[Directions for this task] Across the entries below, how many lines include "TOTAL"? Give the number and nothing else.

Page and application data records
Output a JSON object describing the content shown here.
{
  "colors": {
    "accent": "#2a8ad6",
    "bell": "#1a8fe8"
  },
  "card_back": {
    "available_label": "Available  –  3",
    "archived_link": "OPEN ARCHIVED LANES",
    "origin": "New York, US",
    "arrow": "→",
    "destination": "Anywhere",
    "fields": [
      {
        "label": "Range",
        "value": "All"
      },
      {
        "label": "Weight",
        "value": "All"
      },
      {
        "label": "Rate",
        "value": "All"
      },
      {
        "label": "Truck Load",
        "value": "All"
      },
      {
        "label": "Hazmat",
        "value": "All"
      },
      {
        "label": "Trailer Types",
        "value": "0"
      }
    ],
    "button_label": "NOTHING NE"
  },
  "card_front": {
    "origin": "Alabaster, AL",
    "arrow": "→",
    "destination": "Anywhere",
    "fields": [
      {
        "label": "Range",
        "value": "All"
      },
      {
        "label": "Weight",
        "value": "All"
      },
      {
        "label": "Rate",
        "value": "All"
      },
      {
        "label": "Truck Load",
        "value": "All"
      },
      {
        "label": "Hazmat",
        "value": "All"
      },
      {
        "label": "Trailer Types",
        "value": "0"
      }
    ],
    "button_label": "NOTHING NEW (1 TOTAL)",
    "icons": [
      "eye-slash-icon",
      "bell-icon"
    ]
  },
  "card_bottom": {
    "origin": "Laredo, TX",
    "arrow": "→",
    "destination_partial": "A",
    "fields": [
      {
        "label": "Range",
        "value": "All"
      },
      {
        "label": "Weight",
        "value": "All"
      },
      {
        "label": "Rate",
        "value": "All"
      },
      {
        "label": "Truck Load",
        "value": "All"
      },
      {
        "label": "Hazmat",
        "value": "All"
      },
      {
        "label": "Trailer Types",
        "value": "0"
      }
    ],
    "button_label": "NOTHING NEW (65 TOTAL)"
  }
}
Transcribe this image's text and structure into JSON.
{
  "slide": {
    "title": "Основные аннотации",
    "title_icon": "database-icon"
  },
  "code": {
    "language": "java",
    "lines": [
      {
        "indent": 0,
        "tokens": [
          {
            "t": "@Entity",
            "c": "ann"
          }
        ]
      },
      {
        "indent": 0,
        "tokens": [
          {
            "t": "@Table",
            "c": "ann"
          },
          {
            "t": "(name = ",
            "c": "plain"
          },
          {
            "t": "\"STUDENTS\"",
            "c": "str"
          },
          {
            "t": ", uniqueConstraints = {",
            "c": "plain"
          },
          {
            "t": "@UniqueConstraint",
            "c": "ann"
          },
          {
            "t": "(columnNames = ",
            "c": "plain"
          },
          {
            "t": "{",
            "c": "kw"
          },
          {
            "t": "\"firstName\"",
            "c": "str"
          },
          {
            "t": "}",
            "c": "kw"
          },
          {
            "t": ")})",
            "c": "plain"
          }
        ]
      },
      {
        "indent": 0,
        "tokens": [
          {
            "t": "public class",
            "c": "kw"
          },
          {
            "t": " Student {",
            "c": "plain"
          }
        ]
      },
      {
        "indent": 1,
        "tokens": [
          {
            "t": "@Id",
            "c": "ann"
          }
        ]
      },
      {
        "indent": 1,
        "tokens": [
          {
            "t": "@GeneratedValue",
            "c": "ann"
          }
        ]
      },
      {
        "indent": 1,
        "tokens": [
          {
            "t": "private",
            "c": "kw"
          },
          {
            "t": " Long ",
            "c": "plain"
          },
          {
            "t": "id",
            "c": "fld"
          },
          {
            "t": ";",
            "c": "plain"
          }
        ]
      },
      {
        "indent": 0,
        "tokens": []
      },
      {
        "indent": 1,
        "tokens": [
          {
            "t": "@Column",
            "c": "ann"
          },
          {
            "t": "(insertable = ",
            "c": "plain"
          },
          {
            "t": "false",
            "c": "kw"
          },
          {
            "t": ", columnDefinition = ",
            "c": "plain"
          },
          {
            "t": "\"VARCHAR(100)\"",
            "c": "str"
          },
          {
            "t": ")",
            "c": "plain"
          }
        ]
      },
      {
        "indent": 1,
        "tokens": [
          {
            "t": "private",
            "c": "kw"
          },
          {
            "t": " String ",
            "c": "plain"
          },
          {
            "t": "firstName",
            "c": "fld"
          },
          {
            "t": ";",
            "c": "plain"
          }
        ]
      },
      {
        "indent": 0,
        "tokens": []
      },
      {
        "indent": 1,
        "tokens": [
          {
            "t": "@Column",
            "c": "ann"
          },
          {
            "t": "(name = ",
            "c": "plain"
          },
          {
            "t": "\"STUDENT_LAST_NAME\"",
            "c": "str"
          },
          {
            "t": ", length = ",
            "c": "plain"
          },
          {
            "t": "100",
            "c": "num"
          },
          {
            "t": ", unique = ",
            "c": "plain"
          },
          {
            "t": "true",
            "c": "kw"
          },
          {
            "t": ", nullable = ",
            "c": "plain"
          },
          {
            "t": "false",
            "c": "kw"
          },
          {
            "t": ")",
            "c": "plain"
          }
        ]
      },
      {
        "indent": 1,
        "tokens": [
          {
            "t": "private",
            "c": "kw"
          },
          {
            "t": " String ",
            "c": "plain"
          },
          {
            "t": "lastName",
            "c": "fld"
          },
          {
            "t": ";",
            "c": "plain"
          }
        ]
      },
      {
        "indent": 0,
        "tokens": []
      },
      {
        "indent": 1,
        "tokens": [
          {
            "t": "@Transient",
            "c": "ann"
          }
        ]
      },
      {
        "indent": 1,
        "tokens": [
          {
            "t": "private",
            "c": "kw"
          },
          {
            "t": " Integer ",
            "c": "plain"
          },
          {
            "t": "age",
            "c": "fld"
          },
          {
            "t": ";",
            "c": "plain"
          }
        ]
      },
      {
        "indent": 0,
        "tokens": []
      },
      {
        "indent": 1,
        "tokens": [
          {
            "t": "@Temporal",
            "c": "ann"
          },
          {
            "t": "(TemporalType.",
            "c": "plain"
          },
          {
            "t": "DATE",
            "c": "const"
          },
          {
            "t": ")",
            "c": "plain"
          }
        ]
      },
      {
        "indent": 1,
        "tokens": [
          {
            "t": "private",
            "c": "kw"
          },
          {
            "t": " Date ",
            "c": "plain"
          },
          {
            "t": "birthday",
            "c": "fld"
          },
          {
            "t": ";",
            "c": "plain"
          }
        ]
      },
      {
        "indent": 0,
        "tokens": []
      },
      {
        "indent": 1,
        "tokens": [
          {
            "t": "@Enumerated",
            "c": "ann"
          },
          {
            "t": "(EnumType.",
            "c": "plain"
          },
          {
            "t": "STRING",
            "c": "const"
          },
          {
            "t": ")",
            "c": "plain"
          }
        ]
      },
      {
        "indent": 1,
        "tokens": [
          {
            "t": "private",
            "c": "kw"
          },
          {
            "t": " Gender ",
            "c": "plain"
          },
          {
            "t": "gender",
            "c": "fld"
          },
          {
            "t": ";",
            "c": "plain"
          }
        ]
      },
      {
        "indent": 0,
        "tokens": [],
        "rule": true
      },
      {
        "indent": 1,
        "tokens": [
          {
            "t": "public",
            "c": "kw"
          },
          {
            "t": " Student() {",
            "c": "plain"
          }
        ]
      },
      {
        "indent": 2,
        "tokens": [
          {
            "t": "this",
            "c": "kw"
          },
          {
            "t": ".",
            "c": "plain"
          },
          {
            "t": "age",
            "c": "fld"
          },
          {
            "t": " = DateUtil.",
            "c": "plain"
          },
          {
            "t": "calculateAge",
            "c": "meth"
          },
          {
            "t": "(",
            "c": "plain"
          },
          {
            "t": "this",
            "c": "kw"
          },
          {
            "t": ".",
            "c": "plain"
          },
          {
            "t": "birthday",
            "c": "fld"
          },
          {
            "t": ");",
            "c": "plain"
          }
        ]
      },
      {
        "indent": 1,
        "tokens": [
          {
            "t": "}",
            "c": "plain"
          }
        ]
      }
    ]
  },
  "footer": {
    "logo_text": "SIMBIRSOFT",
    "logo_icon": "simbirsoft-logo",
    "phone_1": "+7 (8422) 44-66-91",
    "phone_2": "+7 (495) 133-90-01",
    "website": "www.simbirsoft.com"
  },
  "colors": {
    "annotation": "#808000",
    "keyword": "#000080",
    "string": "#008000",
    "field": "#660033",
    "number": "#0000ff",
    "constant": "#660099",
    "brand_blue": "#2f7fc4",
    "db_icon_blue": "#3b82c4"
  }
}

[Task response] 2